DATA PROVIDED:
# # # #

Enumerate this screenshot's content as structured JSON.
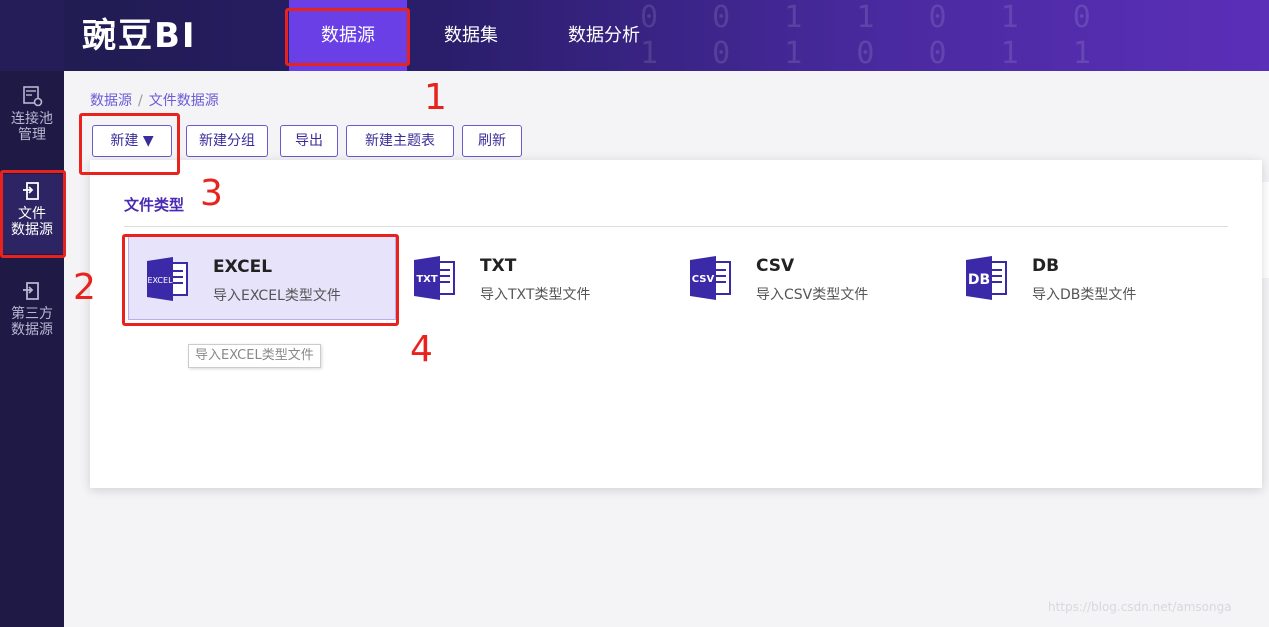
{
  "header": {
    "logo_text": "豌豆BI",
    "bg_digits_1": "0 0 1 1 0 1 0",
    "bg_digits_2": "1 0 1 0 0 1 1",
    "nav": [
      {
        "label": "数据源",
        "active": true
      },
      {
        "label": "数据集",
        "active": false
      },
      {
        "label": "数据分析",
        "active": false
      }
    ]
  },
  "sidebar": {
    "items": [
      {
        "label_line1": "连接池",
        "label_line2": "管理",
        "icon": "connection-pool-icon",
        "active": false
      },
      {
        "label_line1": "文件",
        "label_line2": "数据源",
        "icon": "file-datasource-icon",
        "active": true
      },
      {
        "label_line1": "第三方",
        "label_line2": "数据源",
        "icon": "third-party-datasource-icon",
        "active": false
      }
    ]
  },
  "breadcrumb": {
    "root": "数据源",
    "separator": "/",
    "current": "文件数据源"
  },
  "toolbar": {
    "new_label": "新建 ▼",
    "new_group_label": "新建分组",
    "export_label": "导出",
    "new_theme_table_label": "新建主题表",
    "refresh_label": "刷新"
  },
  "panel": {
    "title": "文件类型",
    "file_types": [
      {
        "name": "EXCEL",
        "desc": "导入EXCEL类型文件",
        "icon_text": "EXCEL"
      },
      {
        "name": "TXT",
        "desc": "导入TXT类型文件",
        "icon_text": "TXT"
      },
      {
        "name": "CSV",
        "desc": "导入CSV类型文件",
        "icon_text": "CSV"
      },
      {
        "name": "DB",
        "desc": "导入DB类型文件",
        "icon_text": "DB"
      }
    ],
    "tooltip": "导入EXCEL类型文件"
  },
  "annotations": {
    "n1": "1",
    "n2": "2",
    "n3": "3",
    "n4": "4"
  },
  "watermark": "https://blog.csdn.net/amsonga",
  "colors": {
    "accent": "#6a3fe6",
    "annotation_red": "#e8221d",
    "sidebar_bg": "#1e1a45"
  }
}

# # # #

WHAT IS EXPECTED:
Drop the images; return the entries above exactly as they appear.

ANSWER FOR THIS EXERCISE:
Enumerate this screenshot's content as structured JSON.
{
  "header": {
    "logo_text": "豌豆BI",
    "bg_digits_1": "0 0 1 1 0 1 0",
    "bg_digits_2": "1 0 1 0 0 1 1",
    "nav": [
      {
        "label": "数据源",
        "active": true
      },
      {
        "label": "数据集",
        "active": false
      },
      {
        "label": "数据分析",
        "active": false
      }
    ]
  },
  "sidebar": {
    "items": [
      {
        "label_line1": "连接池",
        "label_line2": "管理",
        "icon": "connection-pool-icon",
        "active": false
      },
      {
        "label_line1": "文件",
        "label_line2": "数据源",
        "icon": "file-datasource-icon",
        "active": true
      },
      {
        "label_line1": "第三方",
        "label_line2": "数据源",
        "icon": "third-party-datasource-icon",
        "active": false
      }
    ]
  },
  "breadcrumb": {
    "root": "数据源",
    "separator": "/",
    "current": "文件数据源"
  },
  "toolbar": {
    "new_label": "新建 ▼",
    "new_group_label": "新建分组",
    "export_label": "导出",
    "new_theme_table_label": "新建主题表",
    "refresh_label": "刷新"
  },
  "panel": {
    "title": "文件类型",
    "file_types": [
      {
        "name": "EXCEL",
        "desc": "导入EXCEL类型文件",
        "icon_text": "EXCEL"
      },
      {
        "name": "TXT",
        "desc": "导入TXT类型文件",
        "icon_text": "TXT"
      },
      {
        "name": "CSV",
        "desc": "导入CSV类型文件",
        "icon_text": "CSV"
      },
      {
        "name": "DB",
        "desc": "导入DB类型文件",
        "icon_text": "DB"
      }
    ],
    "tooltip": "导入EXCEL类型文件"
  },
  "annotations": {
    "n1": "1",
    "n2": "2",
    "n3": "3",
    "n4": "4"
  },
  "watermark": "https://blog.csdn.net/amsonga",
  "colors": {
    "accent": "#6a3fe6",
    "annotation_red": "#e8221d",
    "sidebar_bg": "#1e1a45"
  }
}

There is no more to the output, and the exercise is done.